(Element data from apps and pages)
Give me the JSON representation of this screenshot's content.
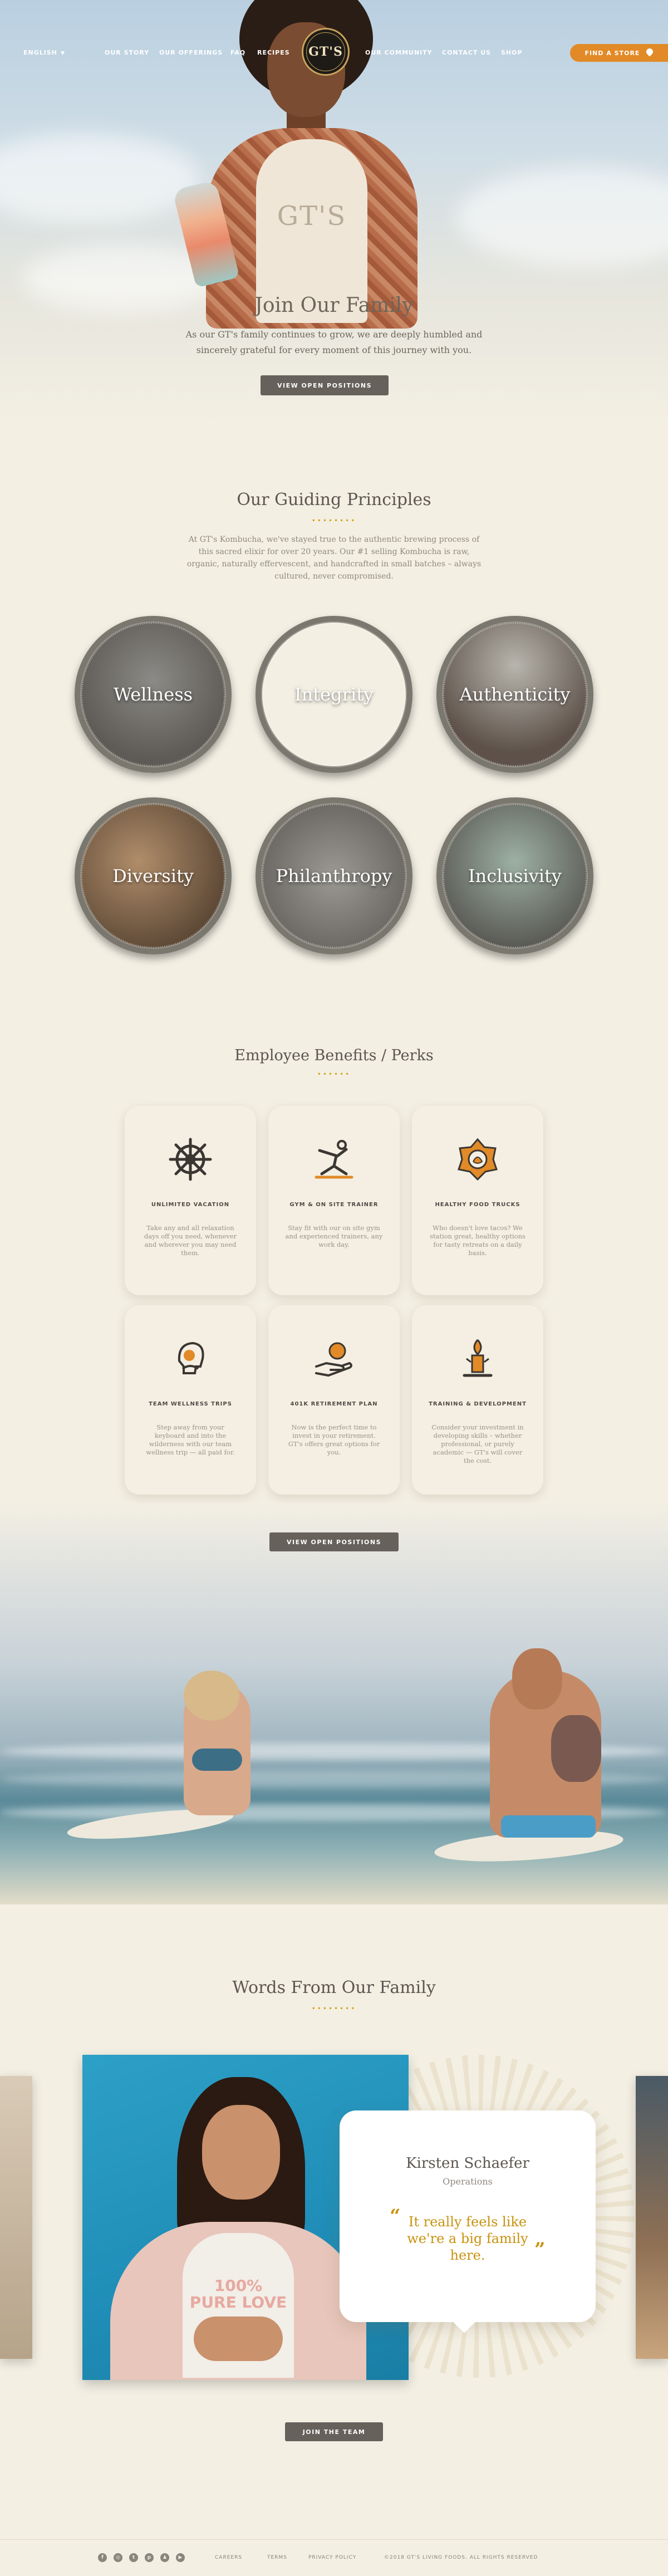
{
  "nav": {
    "language": "ENGLISH",
    "links": [
      "OUR STORY",
      "OUR OFFERINGS",
      "FAQ",
      "RECIPES",
      "OUR COMMUNITY",
      "CONTACT US",
      "SHOP"
    ],
    "logo_text": "GT'S",
    "find_store": "FIND A STORE"
  },
  "hero": {
    "title": "Join Our Family",
    "subtitle": "As our GT's family continues to grow, we are deeply humbled and sincerely grateful for every moment of this journey with you.",
    "button": "VIEW OPEN POSITIONS",
    "tee_print": "GT'S"
  },
  "principles": {
    "title": "Our Guiding Principles",
    "dots": "••••••••",
    "body": "At GT's Kombucha, we've stayed true to the authentic brewing process of this sacred elixir for over 20 years. Our #1 selling Kombucha is raw, organic, naturally effervescent, and handcrafted in small batches – always cultured, never compromised.",
    "items": [
      "Wellness",
      "Integrity",
      "Authenticity",
      "Diversity",
      "Philanthropy",
      "Inclusivity"
    ]
  },
  "benefits": {
    "title": "Employee Benefits / Perks",
    "dots": "••••••",
    "cards": [
      {
        "title": "UNLIMITED VACATION",
        "text": "Take any and all relaxation days off you need, whenever and wherever you may need them.",
        "icon": "ship-wheel-icon"
      },
      {
        "title": "GYM & ON SITE TRAINER",
        "text": "Stay fit with our on site gym and experienced trainers, any work day.",
        "icon": "yoga-pose-icon"
      },
      {
        "title": "HEALTHY FOOD TRUCKS",
        "text": "Who doesn't love tacos? We station great, healthy options for tasty retreats on a daily basis.",
        "icon": "lotus-badge-icon"
      },
      {
        "title": "TEAM WELLNESS TRIPS",
        "text": "Step away from your keyboard and into the wilderness with our team wellness trip — all paid for.",
        "icon": "team-head-icon"
      },
      {
        "title": "401K RETIREMENT PLAN",
        "text": "Now is the perfect time to invest in your retirement. GT's offers great options for you.",
        "icon": "hand-coin-icon"
      },
      {
        "title": "TRAINING & DEVELOPMENT",
        "text": "Consider your investment in developing skills – whether professional, or purely academic — GT's will cover the cost.",
        "icon": "torch-icon"
      }
    ],
    "button": "VIEW OPEN POSITIONS"
  },
  "testimonials": {
    "title": "Words From Our Family",
    "dots": "••••••••",
    "name": "Kirsten Schaefer",
    "role": "Operations",
    "quote": "It really feels like we're a big family here.",
    "open_quote": "“",
    "close_quote": "”",
    "shirt_print": "100% PURE LOVE",
    "button": "JOIN THE TEAM"
  },
  "footer": {
    "social": [
      {
        "icon": "facebook-icon",
        "glyph": "f"
      },
      {
        "icon": "instagram-icon",
        "glyph": "◎"
      },
      {
        "icon": "twitter-icon",
        "glyph": "t"
      },
      {
        "icon": "pinterest-icon",
        "glyph": "p"
      },
      {
        "icon": "snapchat-icon",
        "glyph": "♟"
      },
      {
        "icon": "youtube-icon",
        "glyph": "▶"
      }
    ],
    "links": [
      "CAREERS",
      "TERMS",
      "PRIVACY POLICY"
    ],
    "copyright": "©2018 GT'S LIVING FOODS. ALL RIGHTS RESERVED"
  },
  "colors": {
    "accent_orange": "#e18a27",
    "dots_gold": "#d4a21b",
    "button_gray": "#66615a",
    "page_bg": "#f3efe3"
  }
}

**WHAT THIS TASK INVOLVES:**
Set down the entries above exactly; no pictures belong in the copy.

**FINISHED TASK:**
Give me the JSON representation of this screenshot's content.
{
  "nav": {
    "language": "ENGLISH",
    "links": [
      "OUR STORY",
      "OUR OFFERINGS",
      "FAQ",
      "RECIPES",
      "OUR COMMUNITY",
      "CONTACT US",
      "SHOP"
    ],
    "logo_text": "GT'S",
    "find_store": "FIND A STORE"
  },
  "hero": {
    "title": "Join Our Family",
    "subtitle": "As our GT's family continues to grow, we are deeply humbled and sincerely grateful for every moment of this journey with you.",
    "button": "VIEW OPEN POSITIONS",
    "tee_print": "GT'S"
  },
  "principles": {
    "title": "Our Guiding Principles",
    "dots": "••••••••",
    "body": "At GT's Kombucha, we've stayed true to the authentic brewing process of this sacred elixir for over 20 years. Our #1 selling Kombucha is raw, organic, naturally effervescent, and handcrafted in small batches – always cultured, never compromised.",
    "items": [
      "Wellness",
      "Integrity",
      "Authenticity",
      "Diversity",
      "Philanthropy",
      "Inclusivity"
    ]
  },
  "benefits": {
    "title": "Employee Benefits / Perks",
    "dots": "••••••",
    "cards": [
      {
        "title": "UNLIMITED VACATION",
        "text": "Take any and all relaxation days off you need, whenever and wherever you may need them.",
        "icon": "ship-wheel-icon"
      },
      {
        "title": "GYM & ON SITE TRAINER",
        "text": "Stay fit with our on site gym and experienced trainers, any work day.",
        "icon": "yoga-pose-icon"
      },
      {
        "title": "HEALTHY FOOD TRUCKS",
        "text": "Who doesn't love tacos? We station great, healthy options for tasty retreats on a daily basis.",
        "icon": "lotus-badge-icon"
      },
      {
        "title": "TEAM WELLNESS TRIPS",
        "text": "Step away from your keyboard and into the wilderness with our team wellness trip — all paid for.",
        "icon": "team-head-icon"
      },
      {
        "title": "401K RETIREMENT PLAN",
        "text": "Now is the perfect time to invest in your retirement. GT's offers great options for you.",
        "icon": "hand-coin-icon"
      },
      {
        "title": "TRAINING & DEVELOPMENT",
        "text": "Consider your investment in developing skills – whether professional, or purely academic — GT's will cover the cost.",
        "icon": "torch-icon"
      }
    ],
    "button": "VIEW OPEN POSITIONS"
  },
  "testimonials": {
    "title": "Words From Our Family",
    "dots": "••••••••",
    "name": "Kirsten Schaefer",
    "role": "Operations",
    "quote": "It really feels like we're a big family here.",
    "open_quote": "“",
    "close_quote": "”",
    "shirt_print": "100% PURE LOVE",
    "button": "JOIN THE TEAM"
  },
  "footer": {
    "social": [
      {
        "icon": "facebook-icon",
        "glyph": "f"
      },
      {
        "icon": "instagram-icon",
        "glyph": "◎"
      },
      {
        "icon": "twitter-icon",
        "glyph": "t"
      },
      {
        "icon": "pinterest-icon",
        "glyph": "p"
      },
      {
        "icon": "snapchat-icon",
        "glyph": "♟"
      },
      {
        "icon": "youtube-icon",
        "glyph": "▶"
      }
    ],
    "links": [
      "CAREERS",
      "TERMS",
      "PRIVACY POLICY"
    ],
    "copyright": "©2018 GT'S LIVING FOODS. ALL RIGHTS RESERVED"
  },
  "colors": {
    "accent_orange": "#e18a27",
    "dots_gold": "#d4a21b",
    "button_gray": "#66615a",
    "page_bg": "#f3efe3"
  }
}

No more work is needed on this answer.